Work to be completed:
Count every line below containing "website"; state the number only.

Component data from apps and pages
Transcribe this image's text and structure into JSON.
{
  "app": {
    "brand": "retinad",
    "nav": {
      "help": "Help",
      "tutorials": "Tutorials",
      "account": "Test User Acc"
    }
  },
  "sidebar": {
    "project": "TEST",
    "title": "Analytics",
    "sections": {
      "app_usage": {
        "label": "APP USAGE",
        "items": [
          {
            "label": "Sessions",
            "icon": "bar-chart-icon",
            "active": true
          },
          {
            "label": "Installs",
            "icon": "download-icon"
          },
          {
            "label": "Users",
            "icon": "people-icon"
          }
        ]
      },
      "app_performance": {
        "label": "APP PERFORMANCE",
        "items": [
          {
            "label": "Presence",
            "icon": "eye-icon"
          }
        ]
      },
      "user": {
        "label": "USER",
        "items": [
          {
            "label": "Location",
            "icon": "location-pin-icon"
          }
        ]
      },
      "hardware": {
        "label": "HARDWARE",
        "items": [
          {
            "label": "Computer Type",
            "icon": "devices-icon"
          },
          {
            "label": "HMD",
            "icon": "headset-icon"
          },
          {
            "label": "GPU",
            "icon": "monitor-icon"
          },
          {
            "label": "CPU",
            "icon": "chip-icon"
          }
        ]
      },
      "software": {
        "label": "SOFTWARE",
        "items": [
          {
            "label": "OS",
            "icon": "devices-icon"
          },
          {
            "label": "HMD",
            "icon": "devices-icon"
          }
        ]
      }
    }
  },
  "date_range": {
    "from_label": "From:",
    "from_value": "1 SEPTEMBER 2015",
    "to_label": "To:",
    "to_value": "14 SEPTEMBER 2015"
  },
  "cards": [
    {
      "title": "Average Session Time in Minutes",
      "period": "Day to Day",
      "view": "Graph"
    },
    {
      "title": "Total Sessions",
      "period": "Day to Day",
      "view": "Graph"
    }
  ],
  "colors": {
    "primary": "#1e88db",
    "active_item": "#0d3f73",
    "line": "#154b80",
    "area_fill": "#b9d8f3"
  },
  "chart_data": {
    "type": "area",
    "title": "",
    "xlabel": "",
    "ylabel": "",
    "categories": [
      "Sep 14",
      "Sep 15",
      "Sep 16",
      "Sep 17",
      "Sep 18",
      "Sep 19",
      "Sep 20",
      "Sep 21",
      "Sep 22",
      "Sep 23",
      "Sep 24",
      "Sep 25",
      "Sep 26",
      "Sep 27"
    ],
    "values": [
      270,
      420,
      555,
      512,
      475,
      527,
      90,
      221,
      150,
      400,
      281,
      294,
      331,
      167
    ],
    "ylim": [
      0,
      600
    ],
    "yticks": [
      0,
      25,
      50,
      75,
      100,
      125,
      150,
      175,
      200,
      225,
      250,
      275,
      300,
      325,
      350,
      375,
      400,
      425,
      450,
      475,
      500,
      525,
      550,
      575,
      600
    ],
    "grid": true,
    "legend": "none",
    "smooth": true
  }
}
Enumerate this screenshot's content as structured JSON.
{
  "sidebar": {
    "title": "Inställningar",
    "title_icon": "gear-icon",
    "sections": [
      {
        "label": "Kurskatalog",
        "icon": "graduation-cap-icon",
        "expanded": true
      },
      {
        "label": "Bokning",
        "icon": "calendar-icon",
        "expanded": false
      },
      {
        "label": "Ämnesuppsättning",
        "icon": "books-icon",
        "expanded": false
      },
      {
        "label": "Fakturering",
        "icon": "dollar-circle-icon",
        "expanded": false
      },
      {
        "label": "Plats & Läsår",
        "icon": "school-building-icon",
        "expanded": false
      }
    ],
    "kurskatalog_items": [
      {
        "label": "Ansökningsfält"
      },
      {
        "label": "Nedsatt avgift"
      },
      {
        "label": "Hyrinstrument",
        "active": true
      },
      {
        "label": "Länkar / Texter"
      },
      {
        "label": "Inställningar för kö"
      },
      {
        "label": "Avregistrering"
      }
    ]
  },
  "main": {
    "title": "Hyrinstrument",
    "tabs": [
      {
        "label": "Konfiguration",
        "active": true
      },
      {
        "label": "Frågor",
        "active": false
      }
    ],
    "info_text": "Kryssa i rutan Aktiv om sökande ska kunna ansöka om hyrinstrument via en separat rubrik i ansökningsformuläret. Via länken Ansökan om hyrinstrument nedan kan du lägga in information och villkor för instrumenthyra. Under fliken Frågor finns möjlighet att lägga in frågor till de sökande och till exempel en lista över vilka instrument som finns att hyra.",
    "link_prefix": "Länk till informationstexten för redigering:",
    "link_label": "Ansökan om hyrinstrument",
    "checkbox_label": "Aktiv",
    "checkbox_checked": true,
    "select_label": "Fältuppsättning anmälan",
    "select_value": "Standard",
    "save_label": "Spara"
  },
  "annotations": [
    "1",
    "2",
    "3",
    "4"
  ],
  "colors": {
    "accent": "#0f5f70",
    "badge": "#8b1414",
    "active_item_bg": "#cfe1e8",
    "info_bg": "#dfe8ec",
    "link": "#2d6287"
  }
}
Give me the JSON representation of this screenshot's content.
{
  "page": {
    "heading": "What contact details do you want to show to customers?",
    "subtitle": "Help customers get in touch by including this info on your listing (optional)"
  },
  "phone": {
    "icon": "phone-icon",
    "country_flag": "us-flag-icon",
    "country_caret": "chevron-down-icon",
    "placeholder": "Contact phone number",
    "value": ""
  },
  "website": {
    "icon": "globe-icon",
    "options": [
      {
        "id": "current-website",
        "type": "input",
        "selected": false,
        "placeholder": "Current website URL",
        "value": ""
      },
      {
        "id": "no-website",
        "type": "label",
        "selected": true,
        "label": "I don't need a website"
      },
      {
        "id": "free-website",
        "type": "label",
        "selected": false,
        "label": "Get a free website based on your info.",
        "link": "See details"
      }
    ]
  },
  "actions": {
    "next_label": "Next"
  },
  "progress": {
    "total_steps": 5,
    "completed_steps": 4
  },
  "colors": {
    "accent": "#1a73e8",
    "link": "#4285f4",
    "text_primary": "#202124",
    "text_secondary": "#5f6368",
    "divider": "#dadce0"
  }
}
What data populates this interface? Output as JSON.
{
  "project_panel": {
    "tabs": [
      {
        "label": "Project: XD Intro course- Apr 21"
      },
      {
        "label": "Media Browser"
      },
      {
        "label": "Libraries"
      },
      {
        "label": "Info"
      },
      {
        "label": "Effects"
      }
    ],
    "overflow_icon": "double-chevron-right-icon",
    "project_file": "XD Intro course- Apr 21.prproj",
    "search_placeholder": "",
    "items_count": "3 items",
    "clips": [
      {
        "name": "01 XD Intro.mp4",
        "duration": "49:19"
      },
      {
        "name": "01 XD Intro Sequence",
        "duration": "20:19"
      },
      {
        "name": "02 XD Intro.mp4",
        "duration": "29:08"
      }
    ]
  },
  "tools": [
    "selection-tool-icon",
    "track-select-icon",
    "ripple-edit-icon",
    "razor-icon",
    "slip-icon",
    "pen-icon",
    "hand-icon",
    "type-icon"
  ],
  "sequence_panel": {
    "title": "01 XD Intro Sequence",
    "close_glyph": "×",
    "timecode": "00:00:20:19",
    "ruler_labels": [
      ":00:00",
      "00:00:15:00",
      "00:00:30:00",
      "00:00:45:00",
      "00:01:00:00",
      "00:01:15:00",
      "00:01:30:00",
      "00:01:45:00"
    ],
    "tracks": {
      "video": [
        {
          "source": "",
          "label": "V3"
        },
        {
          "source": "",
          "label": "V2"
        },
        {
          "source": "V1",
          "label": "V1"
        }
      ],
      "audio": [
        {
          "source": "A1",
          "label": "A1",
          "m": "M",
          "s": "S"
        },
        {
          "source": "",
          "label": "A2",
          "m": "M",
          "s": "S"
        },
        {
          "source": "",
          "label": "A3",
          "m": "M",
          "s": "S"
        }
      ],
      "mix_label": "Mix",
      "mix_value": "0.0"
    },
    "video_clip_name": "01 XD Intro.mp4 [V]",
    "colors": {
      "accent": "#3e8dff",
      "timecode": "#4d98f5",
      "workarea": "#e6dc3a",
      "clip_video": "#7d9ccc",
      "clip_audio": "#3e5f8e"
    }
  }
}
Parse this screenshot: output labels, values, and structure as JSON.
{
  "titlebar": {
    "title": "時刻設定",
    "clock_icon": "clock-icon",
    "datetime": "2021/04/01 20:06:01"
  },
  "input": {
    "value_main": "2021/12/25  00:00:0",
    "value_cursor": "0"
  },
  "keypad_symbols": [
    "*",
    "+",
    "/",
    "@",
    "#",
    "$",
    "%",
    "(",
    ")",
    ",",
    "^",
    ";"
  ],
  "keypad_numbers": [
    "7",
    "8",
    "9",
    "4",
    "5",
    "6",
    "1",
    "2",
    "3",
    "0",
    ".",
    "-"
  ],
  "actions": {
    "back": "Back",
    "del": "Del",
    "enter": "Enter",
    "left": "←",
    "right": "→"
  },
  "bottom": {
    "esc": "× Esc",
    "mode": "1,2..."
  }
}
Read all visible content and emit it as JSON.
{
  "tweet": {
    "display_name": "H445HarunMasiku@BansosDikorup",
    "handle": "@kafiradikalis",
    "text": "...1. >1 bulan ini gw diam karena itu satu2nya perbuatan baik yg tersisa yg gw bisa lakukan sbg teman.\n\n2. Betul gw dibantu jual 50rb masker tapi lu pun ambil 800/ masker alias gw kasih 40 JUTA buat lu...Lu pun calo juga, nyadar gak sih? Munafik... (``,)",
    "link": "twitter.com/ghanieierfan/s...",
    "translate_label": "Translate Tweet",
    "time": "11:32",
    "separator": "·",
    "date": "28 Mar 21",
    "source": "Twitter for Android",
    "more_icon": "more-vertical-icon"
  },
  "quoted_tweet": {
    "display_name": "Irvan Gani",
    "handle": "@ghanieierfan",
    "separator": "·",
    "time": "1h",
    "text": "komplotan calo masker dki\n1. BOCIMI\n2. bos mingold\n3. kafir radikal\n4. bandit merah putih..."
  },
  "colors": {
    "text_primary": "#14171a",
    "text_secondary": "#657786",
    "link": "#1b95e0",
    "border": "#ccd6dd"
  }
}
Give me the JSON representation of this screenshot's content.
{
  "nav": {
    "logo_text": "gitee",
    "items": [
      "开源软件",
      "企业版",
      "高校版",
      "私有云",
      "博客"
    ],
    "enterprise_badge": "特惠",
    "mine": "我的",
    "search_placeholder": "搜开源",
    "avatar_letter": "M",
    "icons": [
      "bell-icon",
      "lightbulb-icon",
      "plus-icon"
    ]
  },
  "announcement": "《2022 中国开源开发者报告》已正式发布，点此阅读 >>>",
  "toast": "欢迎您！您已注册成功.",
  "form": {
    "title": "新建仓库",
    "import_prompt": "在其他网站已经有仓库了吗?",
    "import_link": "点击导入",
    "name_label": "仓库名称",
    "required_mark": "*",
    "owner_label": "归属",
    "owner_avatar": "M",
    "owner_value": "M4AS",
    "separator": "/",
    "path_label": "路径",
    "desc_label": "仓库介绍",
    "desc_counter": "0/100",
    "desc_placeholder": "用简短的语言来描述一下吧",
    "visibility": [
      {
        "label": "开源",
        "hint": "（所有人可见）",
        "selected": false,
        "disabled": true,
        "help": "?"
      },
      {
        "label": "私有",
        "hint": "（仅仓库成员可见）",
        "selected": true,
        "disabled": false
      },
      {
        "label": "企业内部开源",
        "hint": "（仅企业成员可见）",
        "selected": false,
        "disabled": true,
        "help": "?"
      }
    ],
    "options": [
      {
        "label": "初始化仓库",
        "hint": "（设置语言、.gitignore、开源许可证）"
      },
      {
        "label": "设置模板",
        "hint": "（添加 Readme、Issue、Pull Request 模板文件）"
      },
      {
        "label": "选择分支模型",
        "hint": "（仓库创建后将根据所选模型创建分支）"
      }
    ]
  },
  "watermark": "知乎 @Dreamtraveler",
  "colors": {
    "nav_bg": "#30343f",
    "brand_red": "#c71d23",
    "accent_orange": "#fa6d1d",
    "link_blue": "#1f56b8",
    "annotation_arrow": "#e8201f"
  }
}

Solved problem:
7